WHAT YOU NEED TO DO:
Images are to be excluded from the copy, and the records below reproduced word for word.

>>>

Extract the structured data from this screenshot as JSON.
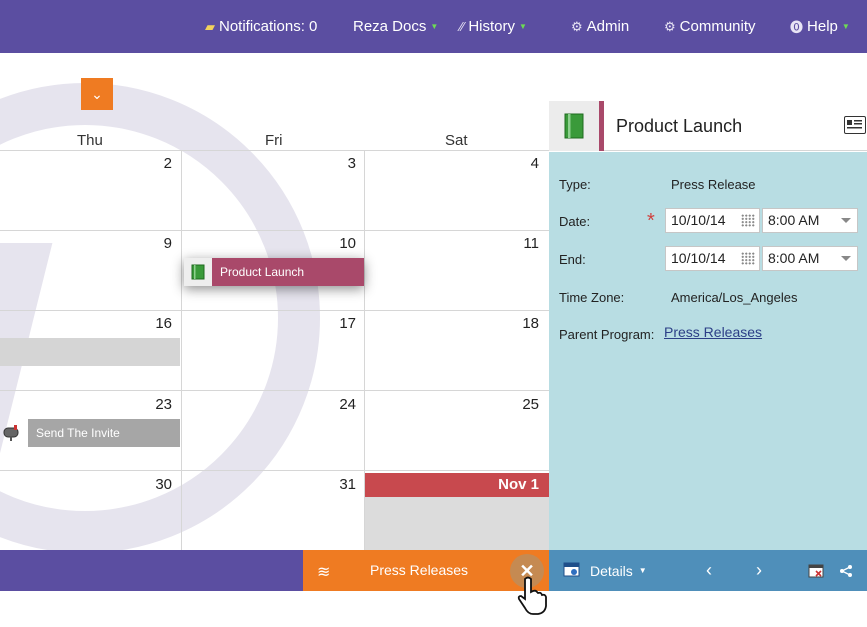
{
  "nav": {
    "notifications": "Notifications: 0",
    "docs": "Reza Docs",
    "history": "History",
    "admin": "Admin",
    "community": "Community",
    "help": "Help"
  },
  "calendar": {
    "weekdays": [
      "Thu",
      "Fri",
      "Sat"
    ],
    "weeks": [
      [
        "2",
        "3",
        "4"
      ],
      [
        "9",
        "10",
        "11"
      ],
      [
        "16",
        "17",
        "18"
      ],
      [
        "23",
        "24",
        "25"
      ],
      [
        "30",
        "31",
        "Nov 1"
      ]
    ],
    "events": {
      "product_launch": "Product Launch",
      "send_invite": "Send The Invite"
    }
  },
  "bottom": {
    "tab_label": "Press Releases",
    "close": "✕"
  },
  "panel": {
    "title": "Product Launch",
    "type_label": "Type:",
    "type_value": "Press Release",
    "date_label": "Date:",
    "date_value": "10/10/14",
    "date_time": "8:00 AM",
    "end_label": "End:",
    "end_value": "10/10/14",
    "end_time": "8:00 AM",
    "tz_label": "Time Zone:",
    "tz_value": "America/Los_Angeles",
    "parent_label": "Parent Program:",
    "parent_link": "Press Releases",
    "details": "Details"
  }
}
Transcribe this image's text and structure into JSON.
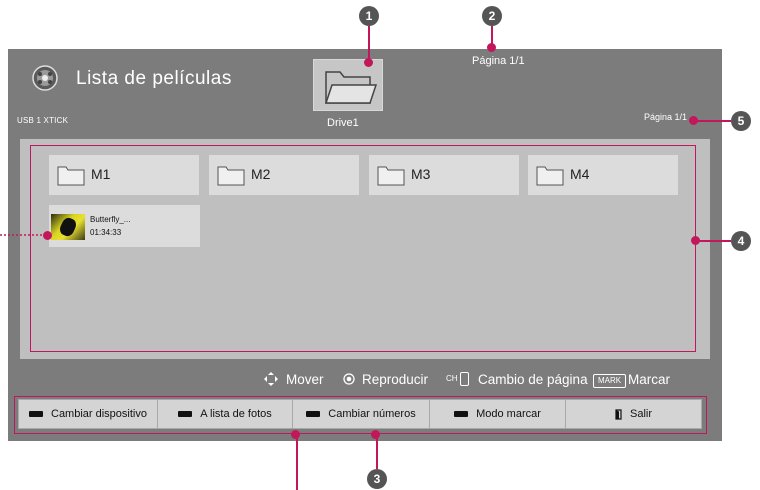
{
  "header": {
    "title": "Lista de películas",
    "device_label": "USB 1 XTICK",
    "drive_label": "Drive1",
    "page_top": "Página 1/1",
    "page_right": "Página 1/1"
  },
  "folders": [
    {
      "label": "M1"
    },
    {
      "label": "M2"
    },
    {
      "label": "M3"
    },
    {
      "label": "M4"
    }
  ],
  "files": [
    {
      "name": "Butterfly_...",
      "duration": "01:34:33"
    }
  ],
  "hints": {
    "move": "Mover",
    "play": "Reproducir",
    "ch_tag": "CH",
    "page_change": "Cambio de página",
    "mark_tag": "MARK",
    "mark": "Marcar"
  },
  "buttons": [
    {
      "label": "Cambiar dispositivo",
      "icon": "black-key"
    },
    {
      "label": "A lista de fotos",
      "icon": "black-key"
    },
    {
      "label": "Cambiar números",
      "icon": "black-key"
    },
    {
      "label": "Modo marcar",
      "icon": "black-key"
    },
    {
      "label": "Salir",
      "icon": "exit-key"
    }
  ],
  "callouts": [
    "1",
    "2",
    "3",
    "4",
    "5"
  ],
  "colors": {
    "screen": "#7c7c7c",
    "panel": "#bfbfbf",
    "tile": "#dcdcdc",
    "callout_line": "#c2185b",
    "callout_badge": "#555555"
  }
}
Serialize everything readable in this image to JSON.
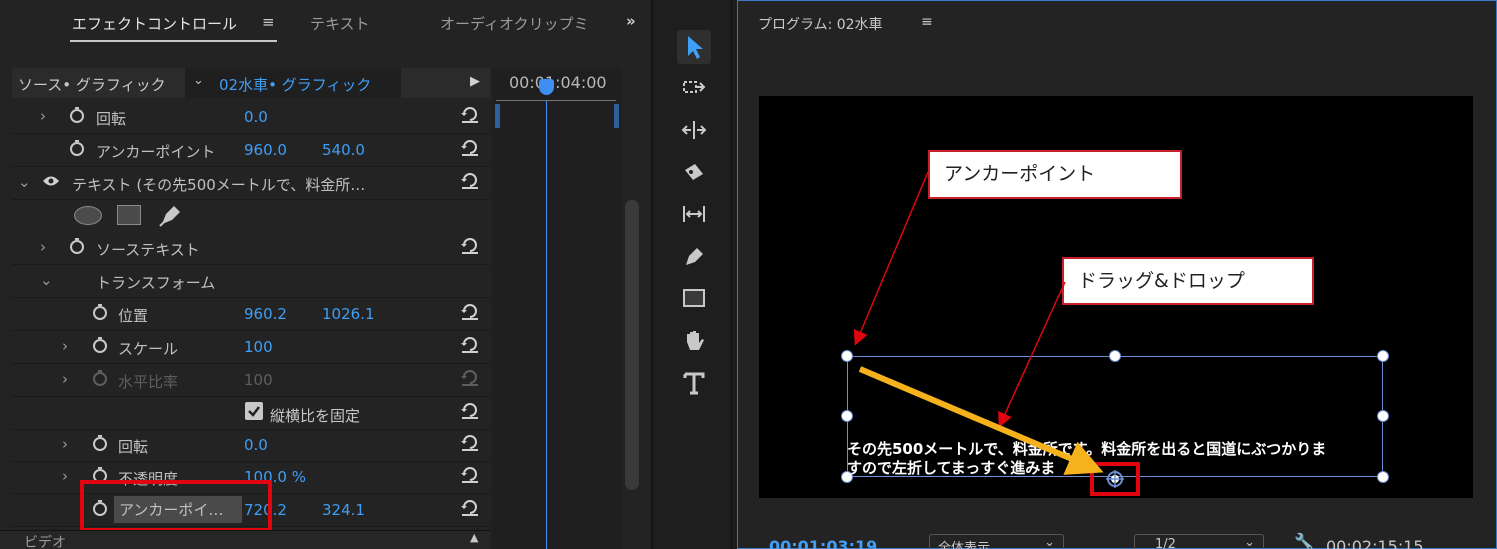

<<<

SOLVED PROBLEM:
Extract the structured data from this screenshot as JSON.
{
  "nav": {
    "notifications": "Notifications: 0",
    "docs": "Reza Docs",
    "history": "History",
    "admin": "Admin",
    "community": "Community",
    "help": "Help"
  },
  "calendar": {
    "weekdays": [
      "Thu",
      "Fri",
      "Sat"
    ],
    "weeks": [
      [
        "2",
        "3",
        "4"
      ],
      [
        "9",
        "10",
        "11"
      ],
      [
        "16",
        "17",
        "18"
      ],
      [
        "23",
        "24",
        "25"
      ],
      [
        "30",
        "31",
        "Nov 1"
      ]
    ],
    "events": {
      "product_launch": "Product Launch",
      "send_invite": "Send The Invite"
    }
  },
  "bottom": {
    "tab_label": "Press Releases",
    "close": "✕"
  },
  "panel": {
    "title": "Product Launch",
    "type_label": "Type:",
    "type_value": "Press Release",
    "date_label": "Date:",
    "date_value": "10/10/14",
    "date_time": "8:00 AM",
    "end_label": "End:",
    "end_value": "10/10/14",
    "end_time": "8:00 AM",
    "tz_label": "Time Zone:",
    "tz_value": "America/Los_Angeles",
    "parent_label": "Parent Program:",
    "parent_link": "Press Releases",
    "details": "Details"
  }
}
Transcribe this image's text and structure into JSON.
{
  "header": {
    "title": "Lista de películas",
    "device_label": "USB 1 XTICK",
    "drive_label": "Drive1",
    "page_top": "Página 1/1",
    "page_right": "Página 1/1"
  },
  "folders": [
    {
      "label": "M1"
    },
    {
      "label": "M2"
    },
    {
      "label": "M3"
    },
    {
      "label": "M4"
    }
  ],
  "files": [
    {
      "name": "Butterfly_...",
      "duration": "01:34:33"
    }
  ],
  "hints": {
    "move": "Mover",
    "play": "Reproducir",
    "ch_tag": "CH",
    "page_change": "Cambio de página",
    "mark_tag": "MARK",
    "mark": "Marcar"
  },
  "buttons": [
    {
      "label": "Cambiar dispositivo",
      "icon": "black-key"
    },
    {
      "label": "A lista de fotos",
      "icon": "black-key"
    },
    {
      "label": "Cambiar números",
      "icon": "black-key"
    },
    {
      "label": "Modo marcar",
      "icon": "black-key"
    },
    {
      "label": "Salir",
      "icon": "exit-key"
    }
  ],
  "callouts": [
    "1",
    "2",
    "3",
    "4",
    "5"
  ],
  "colors": {
    "screen": "#7c7c7c",
    "panel": "#bfbfbf",
    "tile": "#dcdcdc",
    "callout_line": "#c2185b",
    "callout_badge": "#555555"
  }
}
Serialize everything readable in this image to JSON.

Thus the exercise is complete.